-- WHAT TO PRODUCE --
Check each line of the entries below for the string "JSON"; copy every line where it appears.

-- INPUT MATERIAL --
== Segment start ==

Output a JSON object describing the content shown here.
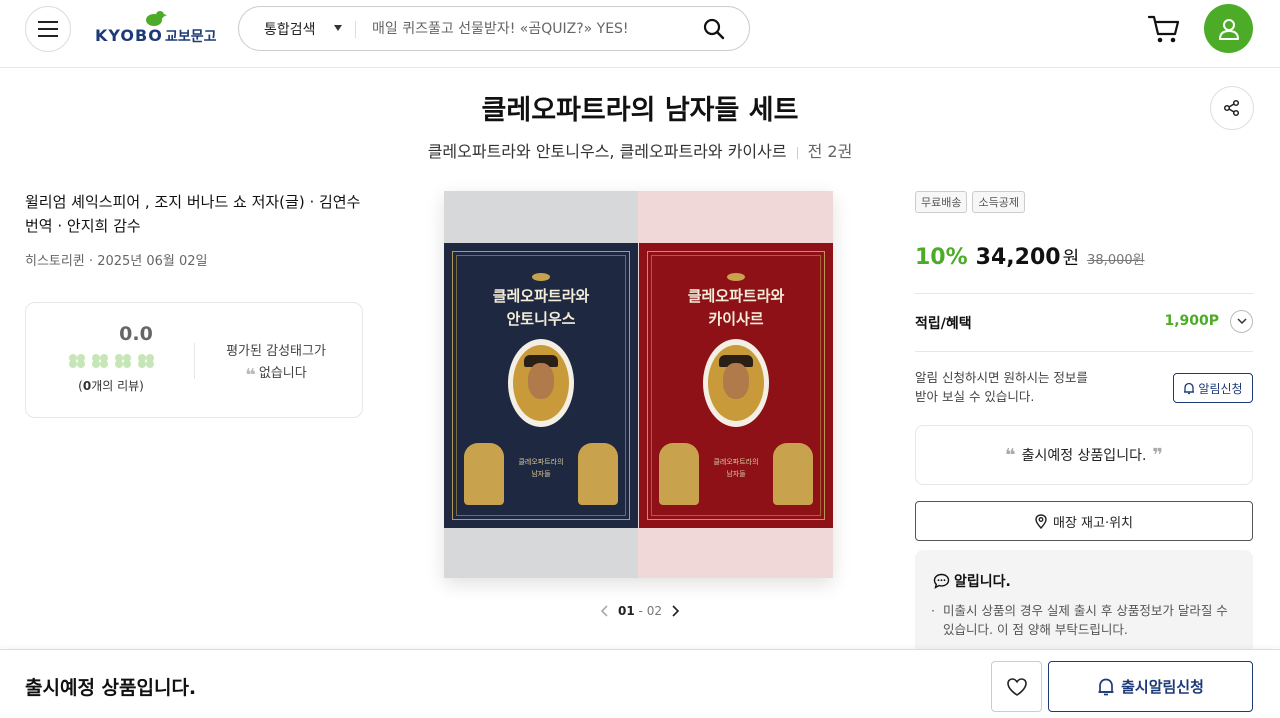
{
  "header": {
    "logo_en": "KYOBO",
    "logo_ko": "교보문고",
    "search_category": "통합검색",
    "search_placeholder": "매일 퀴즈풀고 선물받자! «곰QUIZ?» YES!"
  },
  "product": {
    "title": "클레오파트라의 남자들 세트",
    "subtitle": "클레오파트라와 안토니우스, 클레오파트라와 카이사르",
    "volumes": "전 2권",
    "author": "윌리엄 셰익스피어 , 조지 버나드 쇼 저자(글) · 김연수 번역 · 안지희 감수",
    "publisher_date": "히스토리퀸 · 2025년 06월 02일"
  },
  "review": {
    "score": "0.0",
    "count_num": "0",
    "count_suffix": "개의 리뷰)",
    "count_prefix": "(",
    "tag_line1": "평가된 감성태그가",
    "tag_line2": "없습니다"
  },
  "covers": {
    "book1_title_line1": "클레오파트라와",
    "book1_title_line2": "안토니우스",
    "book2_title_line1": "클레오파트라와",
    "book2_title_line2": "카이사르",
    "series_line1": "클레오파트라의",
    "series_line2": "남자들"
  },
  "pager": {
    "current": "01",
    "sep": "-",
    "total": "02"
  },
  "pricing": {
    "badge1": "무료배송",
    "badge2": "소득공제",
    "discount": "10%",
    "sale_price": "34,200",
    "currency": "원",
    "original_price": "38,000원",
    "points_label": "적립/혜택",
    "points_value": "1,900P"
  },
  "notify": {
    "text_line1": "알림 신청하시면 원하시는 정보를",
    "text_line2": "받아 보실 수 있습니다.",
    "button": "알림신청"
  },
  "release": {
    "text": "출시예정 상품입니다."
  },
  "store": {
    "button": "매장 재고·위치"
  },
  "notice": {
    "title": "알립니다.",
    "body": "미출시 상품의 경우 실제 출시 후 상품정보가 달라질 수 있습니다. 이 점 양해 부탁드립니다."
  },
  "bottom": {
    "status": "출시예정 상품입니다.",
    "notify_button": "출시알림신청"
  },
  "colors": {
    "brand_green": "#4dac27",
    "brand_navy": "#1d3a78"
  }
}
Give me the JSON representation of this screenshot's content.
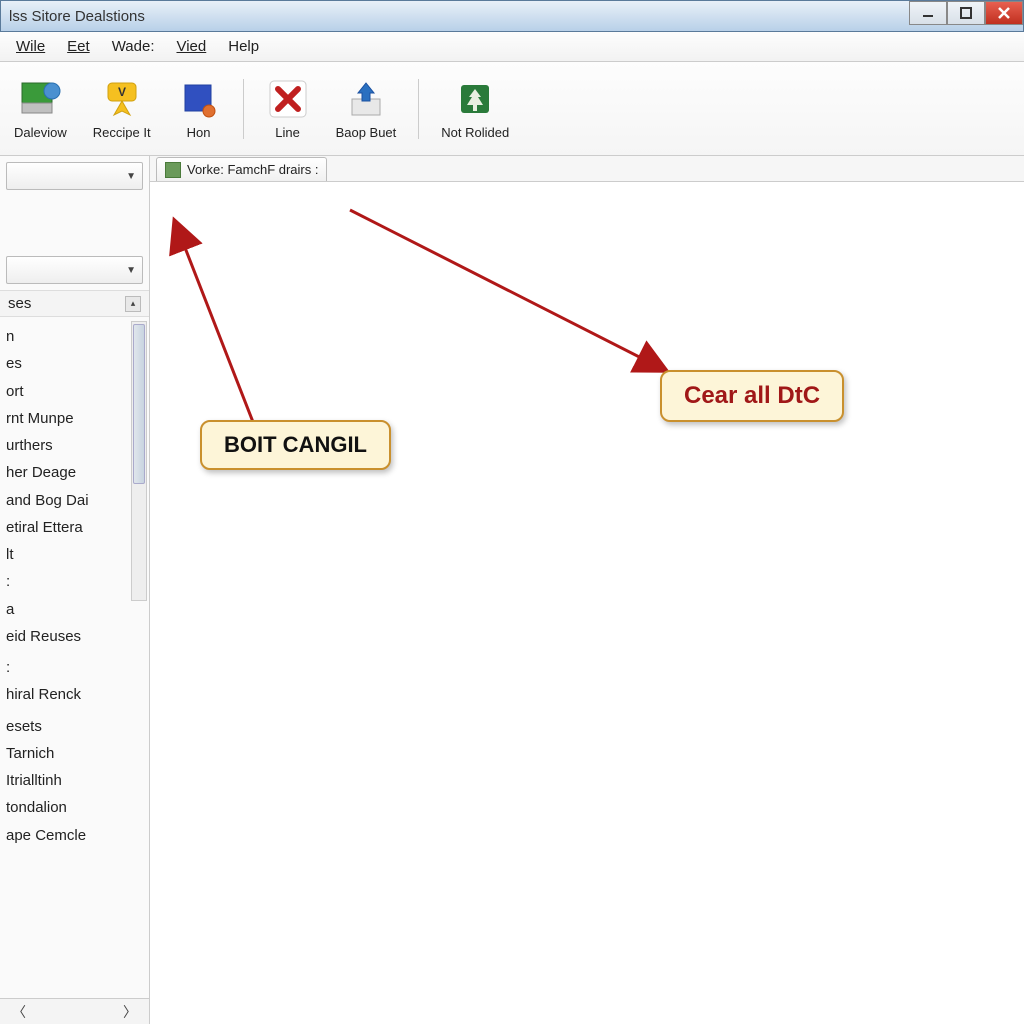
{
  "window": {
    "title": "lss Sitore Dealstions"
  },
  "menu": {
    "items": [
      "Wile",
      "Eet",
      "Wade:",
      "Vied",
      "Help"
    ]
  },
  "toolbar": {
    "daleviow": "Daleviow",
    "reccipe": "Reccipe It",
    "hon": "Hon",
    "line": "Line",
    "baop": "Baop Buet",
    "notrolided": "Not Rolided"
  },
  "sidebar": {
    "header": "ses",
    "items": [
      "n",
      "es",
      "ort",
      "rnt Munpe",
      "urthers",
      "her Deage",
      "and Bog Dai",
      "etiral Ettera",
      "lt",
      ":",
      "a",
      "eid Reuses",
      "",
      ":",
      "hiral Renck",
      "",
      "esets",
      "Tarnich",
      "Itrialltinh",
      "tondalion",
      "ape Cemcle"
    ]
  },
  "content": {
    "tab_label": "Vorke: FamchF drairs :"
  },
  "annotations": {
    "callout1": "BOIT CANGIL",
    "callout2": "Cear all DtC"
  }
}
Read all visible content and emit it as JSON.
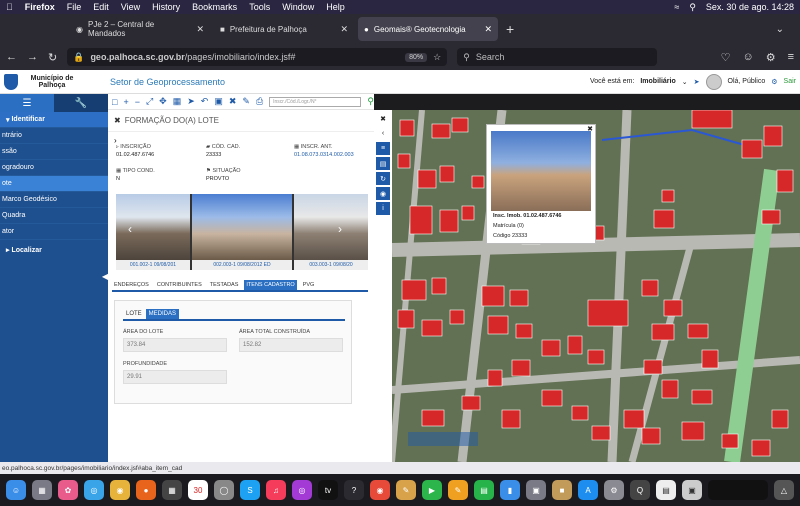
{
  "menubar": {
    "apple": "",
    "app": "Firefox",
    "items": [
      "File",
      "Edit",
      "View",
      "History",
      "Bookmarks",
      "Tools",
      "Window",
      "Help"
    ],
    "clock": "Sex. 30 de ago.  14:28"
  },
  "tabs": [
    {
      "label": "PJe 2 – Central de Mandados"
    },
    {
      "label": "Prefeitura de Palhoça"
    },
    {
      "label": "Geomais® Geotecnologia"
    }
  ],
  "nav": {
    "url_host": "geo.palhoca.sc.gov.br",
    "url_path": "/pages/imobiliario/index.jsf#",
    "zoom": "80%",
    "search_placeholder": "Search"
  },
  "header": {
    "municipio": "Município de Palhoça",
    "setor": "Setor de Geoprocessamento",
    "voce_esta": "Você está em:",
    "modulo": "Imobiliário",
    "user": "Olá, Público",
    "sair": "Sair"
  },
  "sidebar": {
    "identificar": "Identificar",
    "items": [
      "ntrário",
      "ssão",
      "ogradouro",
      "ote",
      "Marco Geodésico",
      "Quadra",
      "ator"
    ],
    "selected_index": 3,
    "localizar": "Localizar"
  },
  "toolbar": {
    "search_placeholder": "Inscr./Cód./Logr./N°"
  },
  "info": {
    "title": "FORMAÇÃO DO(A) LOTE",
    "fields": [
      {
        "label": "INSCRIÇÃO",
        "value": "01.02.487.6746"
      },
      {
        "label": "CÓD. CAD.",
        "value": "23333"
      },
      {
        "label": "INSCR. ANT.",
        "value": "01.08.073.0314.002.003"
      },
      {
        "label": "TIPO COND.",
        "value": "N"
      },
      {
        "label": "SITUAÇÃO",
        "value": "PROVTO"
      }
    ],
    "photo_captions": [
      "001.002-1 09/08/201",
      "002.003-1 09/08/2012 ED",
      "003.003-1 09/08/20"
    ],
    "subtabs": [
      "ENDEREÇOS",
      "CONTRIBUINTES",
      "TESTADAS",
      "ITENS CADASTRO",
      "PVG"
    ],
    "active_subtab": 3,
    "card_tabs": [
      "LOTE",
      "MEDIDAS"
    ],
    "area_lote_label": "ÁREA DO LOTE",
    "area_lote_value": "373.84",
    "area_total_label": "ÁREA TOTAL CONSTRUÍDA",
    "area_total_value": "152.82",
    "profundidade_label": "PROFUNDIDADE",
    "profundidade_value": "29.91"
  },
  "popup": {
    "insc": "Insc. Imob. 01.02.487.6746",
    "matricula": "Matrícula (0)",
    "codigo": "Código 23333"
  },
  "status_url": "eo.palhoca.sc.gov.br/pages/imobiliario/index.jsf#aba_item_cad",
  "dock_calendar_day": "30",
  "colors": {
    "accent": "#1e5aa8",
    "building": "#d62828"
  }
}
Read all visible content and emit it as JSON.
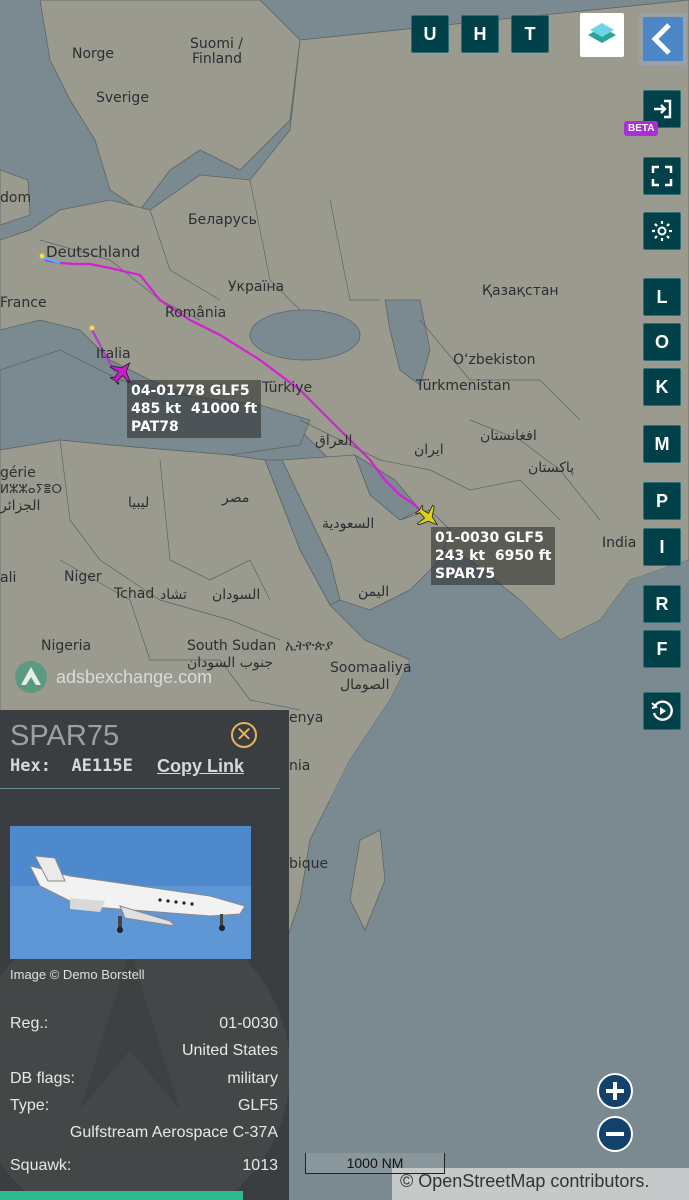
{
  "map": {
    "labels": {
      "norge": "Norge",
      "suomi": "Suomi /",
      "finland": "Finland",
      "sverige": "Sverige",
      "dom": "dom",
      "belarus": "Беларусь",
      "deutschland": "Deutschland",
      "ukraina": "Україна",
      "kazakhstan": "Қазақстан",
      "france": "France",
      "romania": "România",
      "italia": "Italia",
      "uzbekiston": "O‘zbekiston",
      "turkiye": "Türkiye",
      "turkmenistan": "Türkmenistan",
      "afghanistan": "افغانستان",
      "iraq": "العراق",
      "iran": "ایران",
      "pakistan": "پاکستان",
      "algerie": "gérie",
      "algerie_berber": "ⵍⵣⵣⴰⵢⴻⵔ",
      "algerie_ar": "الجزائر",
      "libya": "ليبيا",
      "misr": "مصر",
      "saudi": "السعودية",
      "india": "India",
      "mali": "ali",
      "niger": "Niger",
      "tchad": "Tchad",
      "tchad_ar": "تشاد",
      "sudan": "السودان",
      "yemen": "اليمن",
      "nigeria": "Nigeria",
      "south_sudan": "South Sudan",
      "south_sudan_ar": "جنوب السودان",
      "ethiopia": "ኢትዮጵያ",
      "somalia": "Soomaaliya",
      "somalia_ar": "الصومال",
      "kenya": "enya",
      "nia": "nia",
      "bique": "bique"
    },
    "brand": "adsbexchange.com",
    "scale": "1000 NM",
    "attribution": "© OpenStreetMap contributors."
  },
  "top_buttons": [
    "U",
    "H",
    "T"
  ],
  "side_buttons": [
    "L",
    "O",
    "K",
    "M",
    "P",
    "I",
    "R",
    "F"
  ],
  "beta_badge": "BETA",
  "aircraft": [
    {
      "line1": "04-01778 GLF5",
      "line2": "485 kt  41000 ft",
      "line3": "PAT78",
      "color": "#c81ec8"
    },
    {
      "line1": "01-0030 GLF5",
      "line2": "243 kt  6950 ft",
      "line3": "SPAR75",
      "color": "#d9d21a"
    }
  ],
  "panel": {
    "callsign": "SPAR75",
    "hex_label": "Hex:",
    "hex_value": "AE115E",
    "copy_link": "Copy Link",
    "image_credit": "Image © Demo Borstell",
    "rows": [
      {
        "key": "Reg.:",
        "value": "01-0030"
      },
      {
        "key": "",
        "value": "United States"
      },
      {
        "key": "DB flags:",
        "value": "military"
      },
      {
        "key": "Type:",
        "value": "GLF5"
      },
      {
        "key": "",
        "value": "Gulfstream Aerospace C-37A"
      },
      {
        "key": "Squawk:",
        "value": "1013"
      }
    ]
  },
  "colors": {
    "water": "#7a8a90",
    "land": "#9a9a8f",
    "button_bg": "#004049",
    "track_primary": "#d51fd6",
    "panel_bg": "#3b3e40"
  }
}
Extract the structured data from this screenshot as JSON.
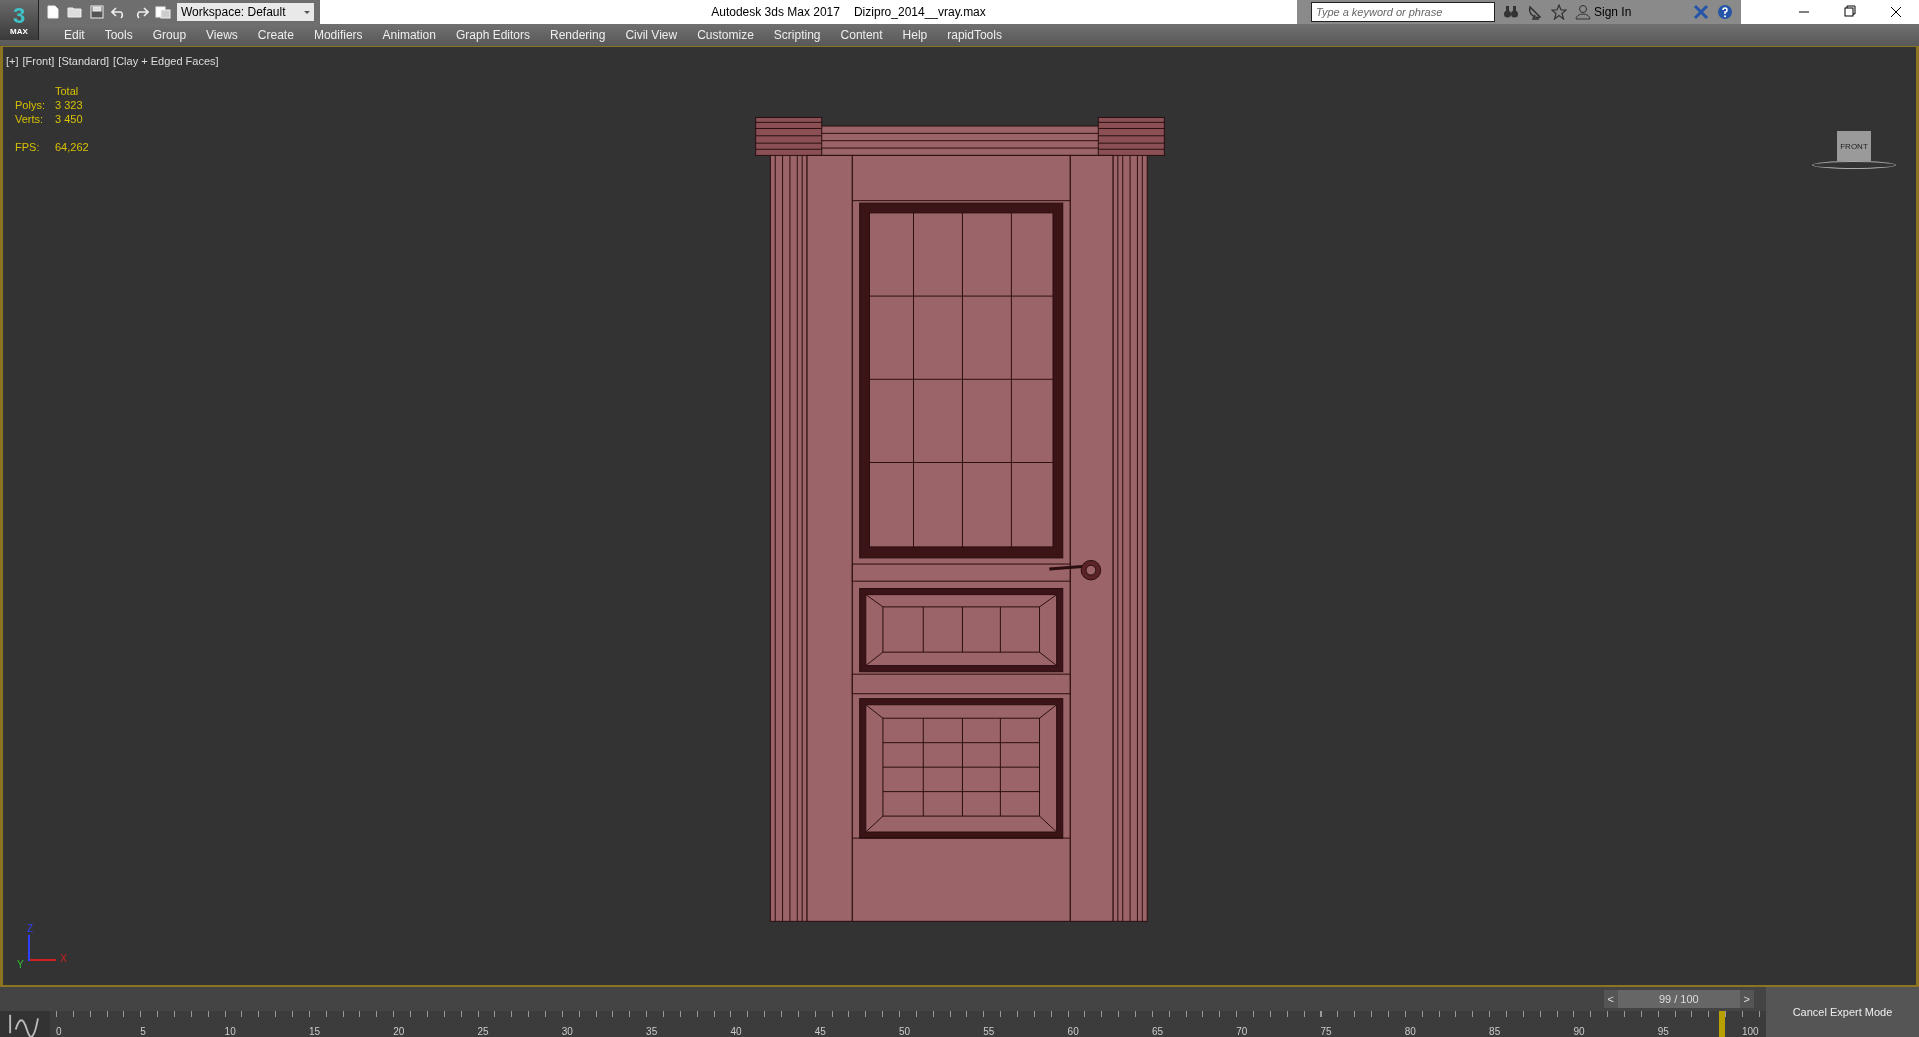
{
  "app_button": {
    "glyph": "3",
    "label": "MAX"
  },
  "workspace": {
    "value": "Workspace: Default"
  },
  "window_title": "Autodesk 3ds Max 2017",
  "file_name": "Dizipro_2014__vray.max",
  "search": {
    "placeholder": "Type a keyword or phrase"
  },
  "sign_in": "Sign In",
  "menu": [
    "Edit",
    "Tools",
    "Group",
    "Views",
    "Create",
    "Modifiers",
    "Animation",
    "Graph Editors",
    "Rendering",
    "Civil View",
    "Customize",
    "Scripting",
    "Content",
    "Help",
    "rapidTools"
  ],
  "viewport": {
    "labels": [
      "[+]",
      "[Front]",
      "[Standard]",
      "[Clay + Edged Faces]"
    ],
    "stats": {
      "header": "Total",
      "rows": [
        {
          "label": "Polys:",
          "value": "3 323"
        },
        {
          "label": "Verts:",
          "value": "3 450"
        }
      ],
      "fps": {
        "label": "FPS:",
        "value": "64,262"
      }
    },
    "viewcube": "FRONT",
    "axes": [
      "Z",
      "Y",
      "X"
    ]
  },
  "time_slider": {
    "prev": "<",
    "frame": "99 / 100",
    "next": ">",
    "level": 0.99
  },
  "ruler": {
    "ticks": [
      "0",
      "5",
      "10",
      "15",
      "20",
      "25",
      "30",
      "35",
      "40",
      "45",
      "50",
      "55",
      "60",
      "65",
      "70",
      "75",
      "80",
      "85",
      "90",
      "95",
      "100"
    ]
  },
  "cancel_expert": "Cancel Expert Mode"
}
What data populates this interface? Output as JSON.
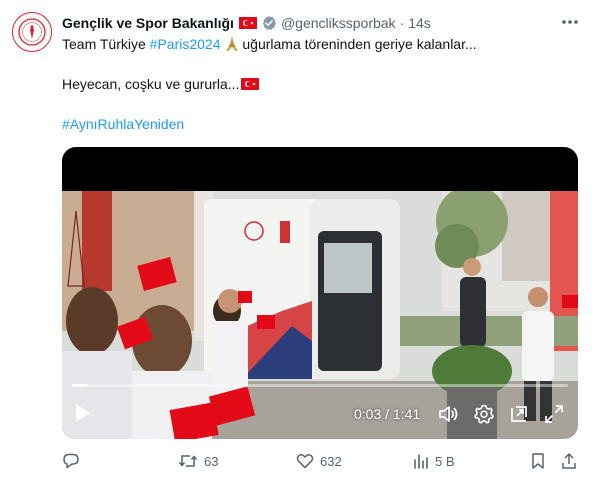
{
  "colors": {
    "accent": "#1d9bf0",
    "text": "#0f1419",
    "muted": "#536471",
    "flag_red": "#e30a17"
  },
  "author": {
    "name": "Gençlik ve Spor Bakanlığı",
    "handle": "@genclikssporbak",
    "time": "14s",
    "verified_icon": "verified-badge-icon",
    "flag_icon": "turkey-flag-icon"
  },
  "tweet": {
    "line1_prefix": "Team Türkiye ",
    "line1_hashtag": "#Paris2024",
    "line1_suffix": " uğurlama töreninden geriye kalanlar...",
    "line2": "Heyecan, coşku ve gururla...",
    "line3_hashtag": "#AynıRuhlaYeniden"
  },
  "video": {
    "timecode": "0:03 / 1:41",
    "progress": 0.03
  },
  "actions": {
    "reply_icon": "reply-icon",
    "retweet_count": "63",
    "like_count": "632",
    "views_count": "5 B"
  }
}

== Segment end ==

-- RESPONSE AREA --
Output a JSON object describing the content shown here.
Give me the JSON representation of this screenshot's content.
Read all visible content and emit it as JSON.
Read all visible content and emit it as JSON.
Extract the structured data from this screenshot as JSON.
What data populates this interface? Output as JSON.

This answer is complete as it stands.